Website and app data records

------------------------------------------------

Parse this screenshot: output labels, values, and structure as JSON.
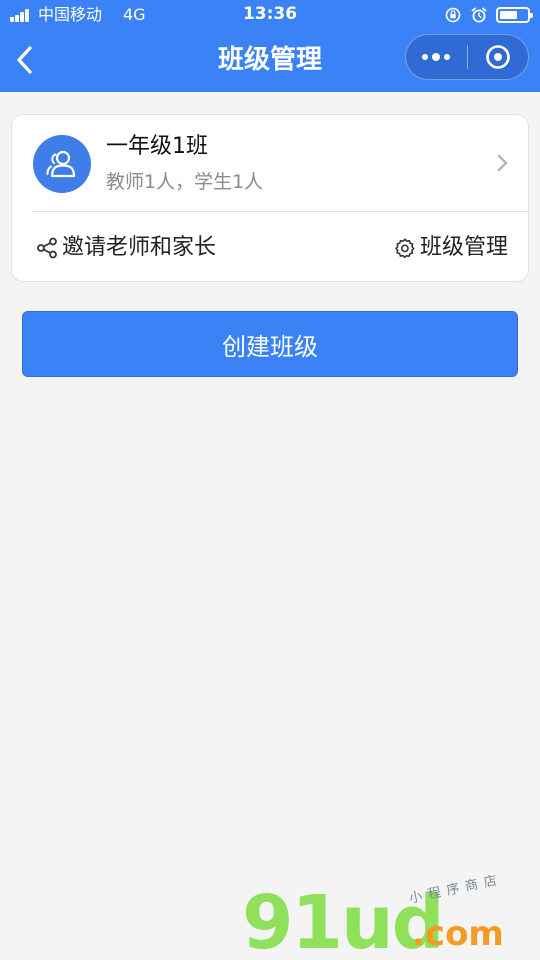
{
  "status_bar": {
    "carrier": "中国移动",
    "network": "4G",
    "time": "13:36",
    "battery_level": 0.65
  },
  "nav": {
    "title": "班级管理",
    "back_icon": "chevron-left-icon",
    "more_icon": "more-dots-icon",
    "close_icon": "target-circle-icon"
  },
  "class_card": {
    "name": "一年级1班",
    "meta": "教师1人，学生1人",
    "avatar_icon": "users-icon",
    "invite_label": "邀请老师和家长",
    "invite_icon": "share-icon",
    "manage_label": "班级管理",
    "manage_icon": "gear-icon"
  },
  "actions": {
    "create_label": "创建班级"
  },
  "watermark": {
    "brand": "91ud",
    "domain": ".com",
    "tagline": "小程序商店"
  },
  "colors": {
    "primary": "#3b82f6",
    "background": "#f4f4f4",
    "watermark_green": "#8fe05a",
    "watermark_orange": "#f59b24"
  }
}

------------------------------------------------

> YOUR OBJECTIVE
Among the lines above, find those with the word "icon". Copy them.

> ANSWER BOX
    "back_icon": "chevron-left-icon",
    "more_icon": "more-dots-icon",
    "close_icon": "target-circle-icon"
    "avatar_icon": "users-icon",
    "invite_icon": "share-icon",
    "manage_icon": "gear-icon"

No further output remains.